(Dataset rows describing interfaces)

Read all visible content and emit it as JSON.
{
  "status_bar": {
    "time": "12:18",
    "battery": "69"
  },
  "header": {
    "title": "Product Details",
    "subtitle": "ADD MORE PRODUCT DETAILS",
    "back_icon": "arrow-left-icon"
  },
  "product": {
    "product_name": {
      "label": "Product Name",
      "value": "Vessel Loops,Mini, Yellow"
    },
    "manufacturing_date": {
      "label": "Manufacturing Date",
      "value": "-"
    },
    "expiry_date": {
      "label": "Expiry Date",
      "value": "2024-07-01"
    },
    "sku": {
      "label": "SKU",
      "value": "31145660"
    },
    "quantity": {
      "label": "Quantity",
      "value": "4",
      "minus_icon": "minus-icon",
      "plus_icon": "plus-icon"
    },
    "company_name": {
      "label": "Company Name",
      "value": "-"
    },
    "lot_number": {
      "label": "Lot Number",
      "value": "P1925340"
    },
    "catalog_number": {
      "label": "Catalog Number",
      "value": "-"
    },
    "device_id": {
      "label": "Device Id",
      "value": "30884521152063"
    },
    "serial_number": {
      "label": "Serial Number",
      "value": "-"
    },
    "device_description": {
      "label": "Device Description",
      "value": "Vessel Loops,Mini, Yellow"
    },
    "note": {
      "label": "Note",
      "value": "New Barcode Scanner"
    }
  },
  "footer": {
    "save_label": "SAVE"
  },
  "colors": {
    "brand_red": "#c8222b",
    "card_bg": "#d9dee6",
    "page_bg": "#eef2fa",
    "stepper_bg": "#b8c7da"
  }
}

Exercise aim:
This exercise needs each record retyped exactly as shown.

Problem solution:
Read all visible content and emit it as JSON.
{
  "status_bar": {
    "time": "12:18",
    "battery": "69"
  },
  "header": {
    "title": "Product Details",
    "subtitle": "ADD MORE PRODUCT DETAILS",
    "back_icon": "arrow-left-icon"
  },
  "product": {
    "product_name": {
      "label": "Product Name",
      "value": "Vessel Loops,Mini, Yellow"
    },
    "manufacturing_date": {
      "label": "Manufacturing Date",
      "value": "-"
    },
    "expiry_date": {
      "label": "Expiry Date",
      "value": "2024-07-01"
    },
    "sku": {
      "label": "SKU",
      "value": "31145660"
    },
    "quantity": {
      "label": "Quantity",
      "value": "4",
      "minus_icon": "minus-icon",
      "plus_icon": "plus-icon"
    },
    "company_name": {
      "label": "Company Name",
      "value": "-"
    },
    "lot_number": {
      "label": "Lot Number",
      "value": "P1925340"
    },
    "catalog_number": {
      "label": "Catalog Number",
      "value": "-"
    },
    "device_id": {
      "label": "Device Id",
      "value": "30884521152063"
    },
    "serial_number": {
      "label": "Serial Number",
      "value": "-"
    },
    "device_description": {
      "label": "Device Description",
      "value": "Vessel Loops,Mini, Yellow"
    },
    "note": {
      "label": "Note",
      "value": "New Barcode Scanner"
    }
  },
  "footer": {
    "save_label": "SAVE"
  },
  "colors": {
    "brand_red": "#c8222b",
    "card_bg": "#d9dee6",
    "page_bg": "#eef2fa",
    "stepper_bg": "#b8c7da"
  }
}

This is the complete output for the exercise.